This week’s “big idea”: fall. Timely, given the recent change of seasons. So it was only fitting that one of the songs the kids sang on Wednesday was about the leaves.
“I need to hear your voices sing with me. Ready? I know you will like this one, ”instructor Jihan Nicholas told the students, holding several sheets. “Five golden leaves hanging in the tree / dancing golden in the sun / when the wind has come.”
This morning routine of games and songs is just a sampling of the events at Freckled Fawn, which educates students from preschool through grade two.
The idea for the school came from Melissa Moore, a former student of Southern Oregon University. After graduating in early childhood education, she found work in a nursery and began to focus on the development of children 0-5 years old.
“The group of students I worked with had a lot of trauma in their life and I found it to be healing, being in nature,” Moore said. “It was pretty amazing to watch this healing process happen. Their energy levels have plummeted. There was this feeling of calm.
Moore married her partner, Ben, also a SOU graduate, and the couple started having children. When Moore watched her oldest daughter go to preschool, she felt the need to go out more often.
“I had this desire to provide them … a safe place to explore [that was] based on nature, ”Moore said. “So I can stay at home and give something to my children as well as to the children in the valley. “
Ben, who earned a degree in environmental science, once taught children about salmon habitat. His love of science eventually turned into a desire to teach nature school with his wife.
“I went back to my childhood thinking, ‘I used to love being outside all the time and a lot of kids aren’t that lucky,” he said. “After teaching here for a little while you are so excited to see the kids getting excited here, it’s just contagious.
While the Nature School’s teaching methods include “play-based learning,” Moore stressed that “studies are important” even though Freckled Fawn does not have a school with desks. .
“Everything we do for the primary school follows the state standard,” she said. “It’s just the way we educate this state standard.”
This is true for a common standard like the ability to count from 1 to 10.
“We take that standard and we implement it in a way, in nature, that will be more practical for them because they use their whole body,” Moore said. “They might not have paper and pen all the time, but it’s something they use.”
Jamie Diamond, who recently moved to Jacksonville with his family from Wyoming, enrolled his 3-year-old, Brooklyn, in Freckled Fawn after his wife Googled the term “wild schooling.”
“As parents, we weren’t as concerned with Brooklyn’s A, B, C and 1,2,3 as we were with her emotional well-being and her ability to play and learn a lot more through play than she did. a traditional game. school, ”Diamond said.
Another factor in sending Brooklyn to Freckled Fawn was the couple’s previous experience in the mainstream school system with their other children.

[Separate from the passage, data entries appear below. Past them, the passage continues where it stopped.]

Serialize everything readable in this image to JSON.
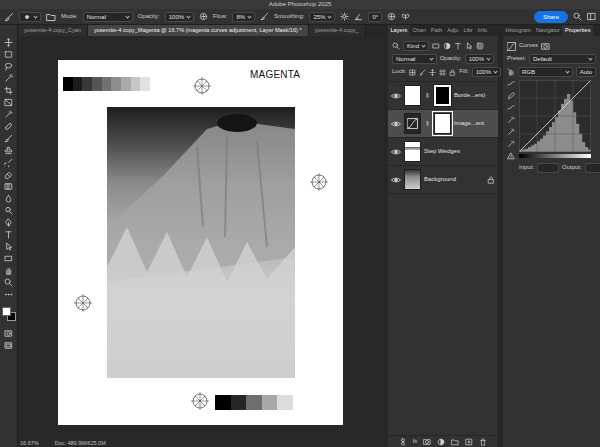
{
  "window": {
    "title": "Adobe Photoshop 2025"
  },
  "options_bar": {
    "mode_label": "Mode:",
    "mode": "Normal",
    "opacity_label": "Opacity:",
    "opacity": "100%",
    "flow_label": "Flow:",
    "flow": "8%",
    "smoothing_label": "Smoothing:",
    "smoothing": "25%",
    "angle": "0°",
    "share": "Share"
  },
  "doc_tabs": [
    {
      "label": "yosemite-4 copy_Cyan",
      "selected": false
    },
    {
      "label": "yosemite-4 copy_Magenta @ 16.7% (magenta curves adjustment, Layer Mask/16) *",
      "selected": true
    },
    {
      "label": "yosemite-4 copy_",
      "selected": false
    }
  ],
  "document": {
    "label": "MAGENTA",
    "wedge_top": [
      {
        "color": "#000000"
      },
      {
        "color": "#1c1c1c"
      },
      {
        "color": "#383838"
      },
      {
        "color": "#555555"
      },
      {
        "color": "#717171"
      },
      {
        "color": "#8d8d8d"
      },
      {
        "color": "#aaaaaa"
      },
      {
        "color": "#c6c6c6"
      },
      {
        "color": "#e2e2e2"
      }
    ],
    "wedge_bottom": [
      {
        "color": "#000000"
      },
      {
        "color": "#262626"
      },
      {
        "color": "#6e6e6e"
      },
      {
        "color": "#a8a8a8"
      },
      {
        "color": "#dcdcdc"
      }
    ]
  },
  "status_bar": {
    "zoom": "16.67%",
    "doc": "Doc: 489.9M/625.0M"
  },
  "layers_panel": {
    "tabs": [
      {
        "label": "Layers",
        "selected": true
      },
      {
        "label": "Chan",
        "selected": false
      },
      {
        "label": "Path",
        "selected": false
      },
      {
        "label": "Adju",
        "selected": false
      },
      {
        "label": "Libr",
        "selected": false
      },
      {
        "label": "Info",
        "selected": false
      }
    ],
    "filter": "Kind",
    "blend": "Normal",
    "opacity_label": "Opacity:",
    "opacity": "100%",
    "lock_label": "Lock:",
    "fill_label": "Fill:",
    "fill": "100%",
    "layers": [
      {
        "name": "Borde...ers)",
        "visible": true,
        "selected": false,
        "kind": "mask"
      },
      {
        "name": "Image...ent",
        "visible": true,
        "selected": true,
        "kind": "curves"
      },
      {
        "name": "Step Wedges",
        "visible": true,
        "selected": false,
        "kind": "pixel"
      },
      {
        "name": "Background",
        "visible": true,
        "selected": false,
        "kind": "background"
      }
    ],
    "fx": "fx"
  },
  "properties": {
    "tabs": [
      {
        "label": "Histogram",
        "selected": false
      },
      {
        "label": "Navigator",
        "selected": false
      },
      {
        "label": "Properties",
        "selected": true
      }
    ],
    "title": "Curves",
    "preset_label": "Preset:",
    "preset": "Default",
    "channel": "RGB",
    "auto": "Auto",
    "input_label": "Input:",
    "output_label": "Output:",
    "histogram": [
      2,
      3,
      4,
      6,
      8,
      10,
      13,
      16,
      20,
      25,
      30,
      36,
      42,
      50,
      58,
      64,
      70,
      62,
      48,
      34,
      22,
      12,
      6,
      3
    ]
  }
}
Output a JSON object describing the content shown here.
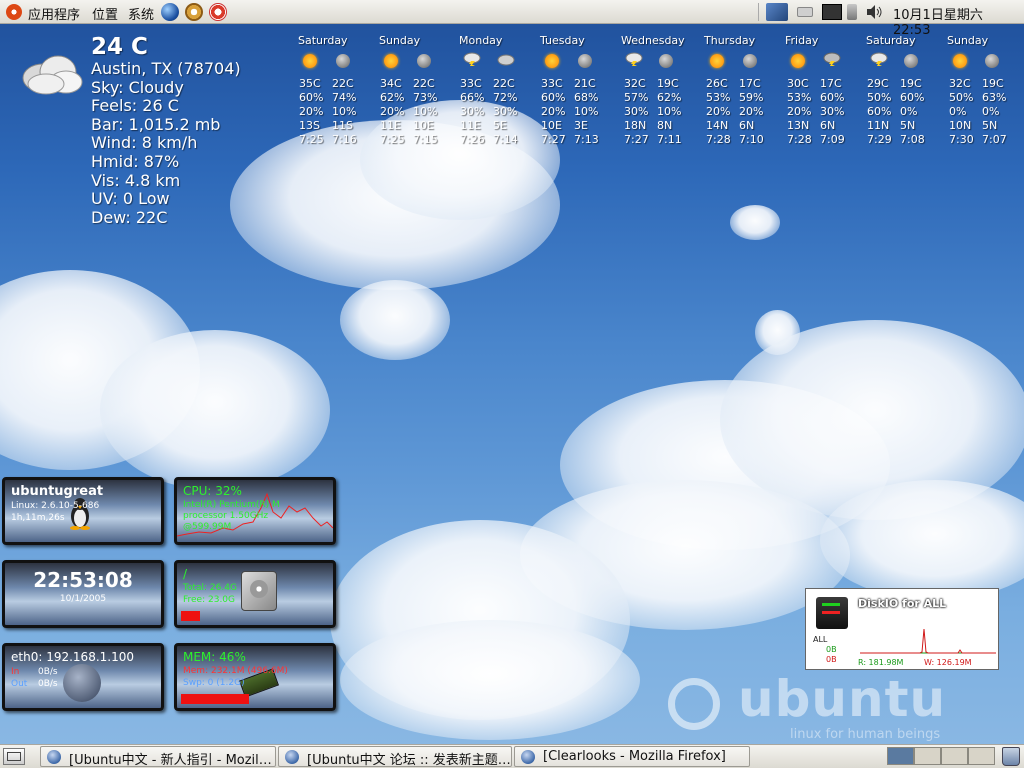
{
  "top_panel": {
    "menu_applications": "应用程序",
    "menu_places": "位置",
    "menu_system": "系统",
    "clock": "10月1日星期六 22:53"
  },
  "weather": {
    "temp": "24 C",
    "location": "Austin, TX (78704)",
    "sky": "Sky: Cloudy",
    "feels": "Feels: 26 C",
    "bar": "Bar: 1,015.2 mb",
    "wind": "Wind: 8 km/h",
    "hmid": "Hmid: 87%",
    "vis": "Vis: 4.8 km",
    "uv": "UV: 0 Low",
    "dew": "Dew: 22C",
    "forecast": [
      {
        "day": "Saturday",
        "d_icon": "sun",
        "n_icon": "moon",
        "hi": "35C",
        "lo": "22C",
        "p1": "60%",
        "p2": "74%",
        "p3": "20%",
        "p4": "10%",
        "w1": "13S",
        "w2": "11S",
        "t1": "7:25",
        "t2": "7:16"
      },
      {
        "day": "Sunday",
        "d_icon": "sun-cloud",
        "n_icon": "moon",
        "hi": "34C",
        "lo": "22C",
        "p1": "62%",
        "p2": "73%",
        "p3": "20%",
        "p4": "10%",
        "w1": "11E",
        "w2": "10E",
        "t1": "7:25",
        "t2": "7:15"
      },
      {
        "day": "Monday",
        "d_icon": "storm",
        "n_icon": "cloud",
        "hi": "33C",
        "lo": "22C",
        "p1": "66%",
        "p2": "72%",
        "p3": "30%",
        "p4": "30%",
        "w1": "11E",
        "w2": "5E",
        "t1": "7:26",
        "t2": "7:14"
      },
      {
        "day": "Tuesday",
        "d_icon": "sun",
        "n_icon": "moon",
        "hi": "33C",
        "lo": "21C",
        "p1": "60%",
        "p2": "68%",
        "p3": "20%",
        "p4": "10%",
        "w1": "10E",
        "w2": "3E",
        "t1": "7:27",
        "t2": "7:13"
      },
      {
        "day": "Wednesday",
        "d_icon": "storm",
        "n_icon": "moon",
        "hi": "32C",
        "lo": "19C",
        "p1": "57%",
        "p2": "62%",
        "p3": "30%",
        "p4": "10%",
        "w1": "18N",
        "w2": "8N",
        "t1": "7:27",
        "t2": "7:11"
      },
      {
        "day": "Thursday",
        "d_icon": "sun",
        "n_icon": "moon",
        "hi": "26C",
        "lo": "17C",
        "p1": "53%",
        "p2": "59%",
        "p3": "20%",
        "p4": "20%",
        "w1": "14N",
        "w2": "6N",
        "t1": "7:28",
        "t2": "7:10"
      },
      {
        "day": "Friday",
        "d_icon": "sun",
        "n_icon": "storm",
        "hi": "30C",
        "lo": "17C",
        "p1": "53%",
        "p2": "60%",
        "p3": "20%",
        "p4": "30%",
        "w1": "13N",
        "w2": "6N",
        "t1": "7:28",
        "t2": "7:09"
      },
      {
        "day": "Saturday",
        "d_icon": "storm",
        "n_icon": "moon",
        "hi": "29C",
        "lo": "19C",
        "p1": "50%",
        "p2": "60%",
        "p3": "60%",
        "p4": "0%",
        "w1": "11N",
        "w2": "5N",
        "t1": "7:29",
        "t2": "7:08"
      },
      {
        "day": "Sunday",
        "d_icon": "sun",
        "n_icon": "moon",
        "hi": "32C",
        "lo": "19C",
        "p1": "50%",
        "p2": "63%",
        "p3": "0%",
        "p4": "0%",
        "w1": "10N",
        "w2": "5N",
        "t1": "7:30",
        "t2": "7:07"
      }
    ]
  },
  "widgets": {
    "host": {
      "name": "ubuntugreat",
      "kernel": "Linux: 2.6.10-5-686",
      "uptime": "1h,11m,26s"
    },
    "cpu": {
      "label": "CPU:",
      "value": "32%",
      "model": "Intel(R) Pentium(R) M",
      "line2": "processor 1.50GHz",
      "line3": "@599.99M"
    },
    "clock": {
      "time": "22:53:08",
      "date": "10/1/2005"
    },
    "disk": {
      "mount": "/",
      "total": "Total: 26.4G",
      "free": "Free: 23.0G",
      "used_fraction": 0.13
    },
    "net": {
      "iface": "eth0:",
      "ip": "192.168.1.100",
      "in_label": "In",
      "in": "0B/s",
      "out_label": "Out",
      "out": "0B/s"
    },
    "mem": {
      "label": "MEM:",
      "value": "46%",
      "mem_line": "Mem: 232.1M (496.6M)",
      "swp_line": "Swp: 0 (1.2G)",
      "used_fraction": 0.46
    }
  },
  "diskio": {
    "title": "DiskIO for ALL",
    "all_label": "ALL",
    "read_val": "0B",
    "write_val": "0B",
    "read_total": "R: 181.98M",
    "write_total": "W: 126.19M"
  },
  "ubuntu_logo": {
    "word": "ubuntu",
    "tagline": "linux for human beings"
  },
  "taskbar": {
    "tasks": [
      "[Ubuntu中文 - 新人指引 - Mozil…",
      "[Ubuntu中文 论坛 :: 发表新主题…",
      "[Clearlooks - Mozilla Firefox]"
    ]
  }
}
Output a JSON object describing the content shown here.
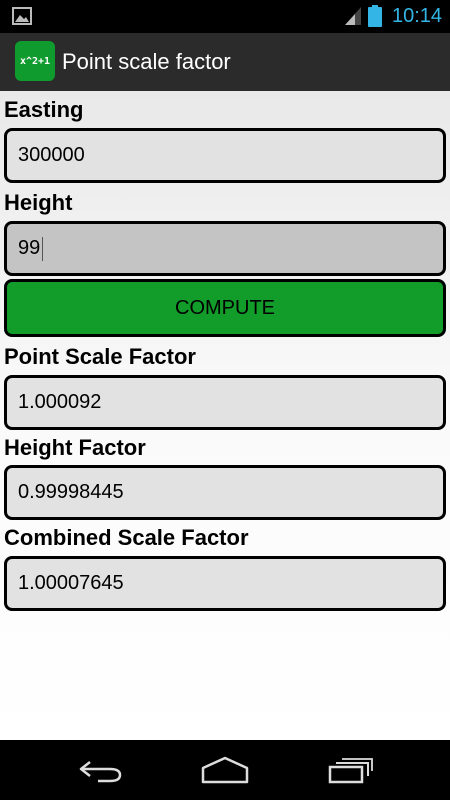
{
  "status_bar": {
    "time": "10:14",
    "accent_color": "#33b5e5",
    "icons": [
      "gallery-icon",
      "signal-icon",
      "battery-icon"
    ]
  },
  "action_bar": {
    "icon_text": "x^2+1",
    "title": "Point scale factor",
    "icon_color": "#109b2f"
  },
  "form": {
    "easting_label": "Easting",
    "easting_value": "300000",
    "height_label": "Height",
    "height_value": "99",
    "compute_label": "COMPUTE",
    "compute_color": "#129c2a"
  },
  "results": {
    "point_scale_factor_label": "Point Scale Factor",
    "point_scale_factor_value": "1.000092",
    "height_factor_label": "Height Factor",
    "height_factor_value": "0.99998445",
    "combined_scale_factor_label": "Combined Scale Factor",
    "combined_scale_factor_value": "1.00007645"
  },
  "nav_bar": {
    "icons": [
      "back-icon",
      "home-icon",
      "recent-apps-icon"
    ]
  }
}
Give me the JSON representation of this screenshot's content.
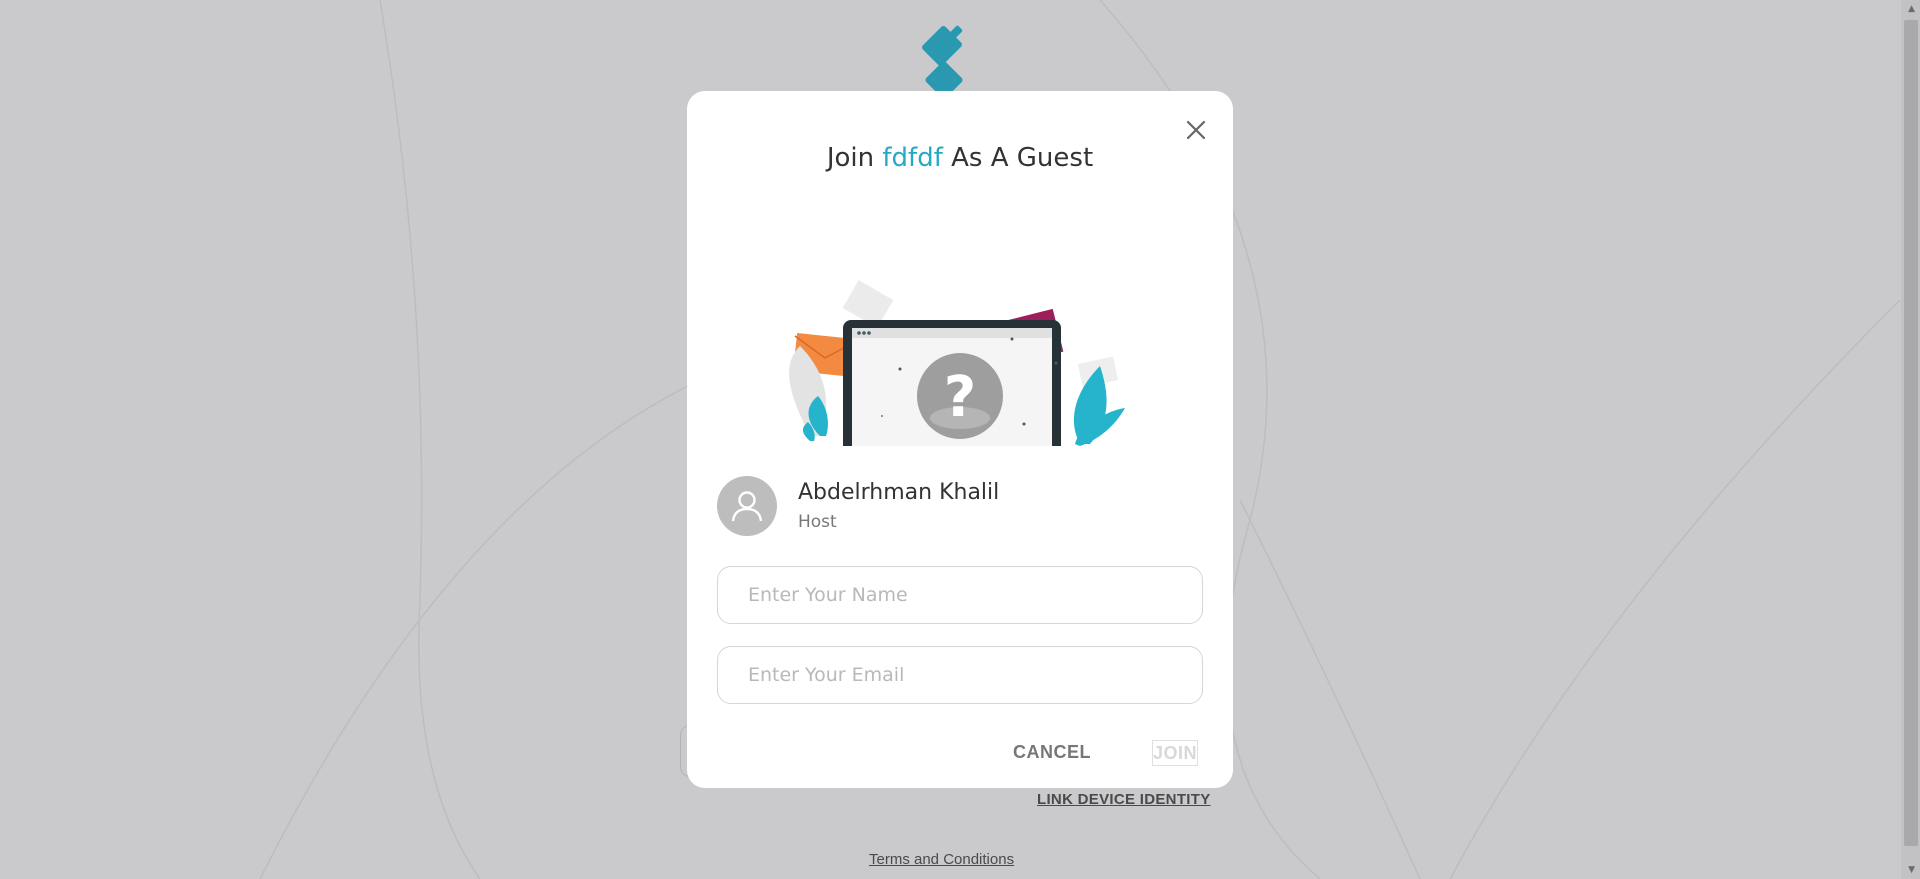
{
  "modal": {
    "title_prefix": "Join ",
    "room_name": "fdfdf",
    "title_suffix": " As A Guest",
    "host": {
      "name": "Abdelrhman Khalil",
      "role": "Host"
    },
    "name_field": {
      "placeholder": "Enter Your Name",
      "value": ""
    },
    "email_field": {
      "placeholder": "Enter Your Email",
      "value": ""
    },
    "cancel_label": "CANCEL",
    "join_label": "JOIN"
  },
  "background": {
    "link_device_label": "LINK DEVICE IDENTITY",
    "terms_label": "Terms and Conditions"
  },
  "colors": {
    "accent": "#26a9c4",
    "overlay_background": "#cacacc",
    "join_disabled": "#d8d8d8"
  },
  "icons": {
    "close": "close-icon",
    "avatar": "user-icon",
    "logo": "app-logo",
    "illustration": "laptop-question-illustration"
  }
}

“We didn’t want that kind of pressure this early on for Brooklyn,” Diamond said.
Brooklyn has been outfitted in rain gear to brave Oregon’s fall and winters, and it’s clear she approves of Freckled Fawn.
“She came home the other day and jumped into a giant mud puddle and it looks good on her,” Diamond said. “I want my kids to be able to jump in a mud puddle and not be a bad thing at 3 years old.”
Brooklyn attends Freckled Fawn during the afternoon session. In just a few months, his family began to see the return on their investment.
“You can just see the fun she got in wanting to go and also when she was done how much fun she had in a positive atmosphere,” Diamond said.
In an age when it is difficult to lead a life without electronics, he and his wife’s approach has been to let their children start using things like iPads “in moderation” from a certain age.
“We can see an impact if our kids don’t go out or do creative games,” Diamond said.
Less time spent in front of a screen encourages the children of Diamond to take an interest in more creative games, a bit like nature school. The family did a “very steep and adventurous” hike on a Friday when they were not in school and the kids seemed to be enjoying it.
“I’m so glad we can do these things rather than being locked inside thinking we have to be within four walls to survive,” Diamond said.